Jeong Woo Han and David S. Sholl. School of Chemical and Biomolecular Engineering, Georgia Institute of Technology, 311 Ferst Dr., Atlanta, GA 30332-0100

There is a strong industrial need for enantiopure chiral molecules. Highly stepped metal surfaces can define intrinsically chiral structures. Using the chiral environments created by these chiral surfaces, we can potentially separate chiral molecules. In order to improve the enantioselectivity of those surfaces, step decoration of the stepped metal surfaces by a second metal species can be considered. For successful step decoration, the second metal species on the surface should ideally remain on the kinked step sites. This kind of step decoration may also have interesting implications in creating tailored bimetallic nanoparticles for heterogeneous catalysis applications. Because carrying out experiments on surface segregation is difficult, we performed Density Functional Theory (DFT) calculations to make theoretical predictions about these phenomena. Our DFT calculations have identified multiple stable examples of step decoration. Simultaneously, a strong coordination dependency of surface segregation for each surface/impurity pair was observed. Combining these calculated data and coordination dependency with other possible factors of surface segregation such as bond strength and d-band properties, we developed a model to predict surface segregation on stepped surfaces.
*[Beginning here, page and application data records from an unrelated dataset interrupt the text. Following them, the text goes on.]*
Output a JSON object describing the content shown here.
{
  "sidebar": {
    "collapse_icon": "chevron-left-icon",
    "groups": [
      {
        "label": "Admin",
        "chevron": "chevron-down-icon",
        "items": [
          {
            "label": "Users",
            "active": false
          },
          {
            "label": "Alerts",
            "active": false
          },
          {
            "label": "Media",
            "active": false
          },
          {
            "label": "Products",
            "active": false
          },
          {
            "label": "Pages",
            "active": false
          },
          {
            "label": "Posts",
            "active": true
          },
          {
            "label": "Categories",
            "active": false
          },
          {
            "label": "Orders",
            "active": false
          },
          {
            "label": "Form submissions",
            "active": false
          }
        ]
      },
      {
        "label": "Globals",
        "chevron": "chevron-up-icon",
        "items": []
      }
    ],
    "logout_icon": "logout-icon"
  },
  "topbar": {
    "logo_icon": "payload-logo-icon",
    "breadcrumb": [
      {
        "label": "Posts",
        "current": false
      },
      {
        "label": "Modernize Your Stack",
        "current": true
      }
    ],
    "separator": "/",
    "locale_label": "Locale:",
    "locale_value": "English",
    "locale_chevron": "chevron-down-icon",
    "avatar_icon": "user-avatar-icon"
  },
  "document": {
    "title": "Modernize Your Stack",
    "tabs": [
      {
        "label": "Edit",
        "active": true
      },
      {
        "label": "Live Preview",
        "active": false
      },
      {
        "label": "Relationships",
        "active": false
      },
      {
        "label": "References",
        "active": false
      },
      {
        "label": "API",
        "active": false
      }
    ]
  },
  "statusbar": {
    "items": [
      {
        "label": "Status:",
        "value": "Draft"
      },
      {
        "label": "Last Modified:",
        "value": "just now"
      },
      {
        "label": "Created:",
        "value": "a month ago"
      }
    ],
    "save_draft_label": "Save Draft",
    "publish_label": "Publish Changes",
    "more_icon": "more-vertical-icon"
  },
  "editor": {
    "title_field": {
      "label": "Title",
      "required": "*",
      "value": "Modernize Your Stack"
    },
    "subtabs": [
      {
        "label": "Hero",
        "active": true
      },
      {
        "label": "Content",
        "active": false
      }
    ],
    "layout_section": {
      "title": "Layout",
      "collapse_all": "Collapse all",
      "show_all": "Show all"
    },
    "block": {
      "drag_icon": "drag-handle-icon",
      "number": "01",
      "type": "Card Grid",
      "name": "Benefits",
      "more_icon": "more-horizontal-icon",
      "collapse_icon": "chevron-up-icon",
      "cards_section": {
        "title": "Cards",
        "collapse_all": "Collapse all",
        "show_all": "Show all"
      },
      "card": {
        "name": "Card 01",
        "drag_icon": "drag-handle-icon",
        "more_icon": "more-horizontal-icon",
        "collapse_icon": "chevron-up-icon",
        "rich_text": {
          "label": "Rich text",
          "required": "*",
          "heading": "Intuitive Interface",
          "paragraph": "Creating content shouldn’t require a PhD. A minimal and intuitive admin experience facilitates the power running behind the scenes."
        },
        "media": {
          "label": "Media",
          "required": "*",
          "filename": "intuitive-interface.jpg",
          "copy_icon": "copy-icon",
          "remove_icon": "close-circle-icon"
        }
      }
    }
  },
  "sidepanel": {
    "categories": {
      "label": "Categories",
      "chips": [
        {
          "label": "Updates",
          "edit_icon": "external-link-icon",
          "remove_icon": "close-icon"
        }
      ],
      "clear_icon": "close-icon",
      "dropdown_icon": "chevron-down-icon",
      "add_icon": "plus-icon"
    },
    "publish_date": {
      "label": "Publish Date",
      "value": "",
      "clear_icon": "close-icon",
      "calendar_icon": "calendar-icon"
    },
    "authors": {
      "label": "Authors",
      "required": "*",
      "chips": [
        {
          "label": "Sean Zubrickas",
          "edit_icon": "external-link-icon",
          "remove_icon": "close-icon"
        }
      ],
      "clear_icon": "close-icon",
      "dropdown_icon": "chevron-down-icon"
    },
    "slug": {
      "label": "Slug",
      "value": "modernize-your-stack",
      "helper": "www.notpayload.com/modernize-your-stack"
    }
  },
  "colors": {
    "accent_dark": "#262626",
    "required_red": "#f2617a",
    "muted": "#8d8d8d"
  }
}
With this model, we have estimated the stability of step decoration without further DFT calculations for surface segregation for a very large number of bimetallic pairs.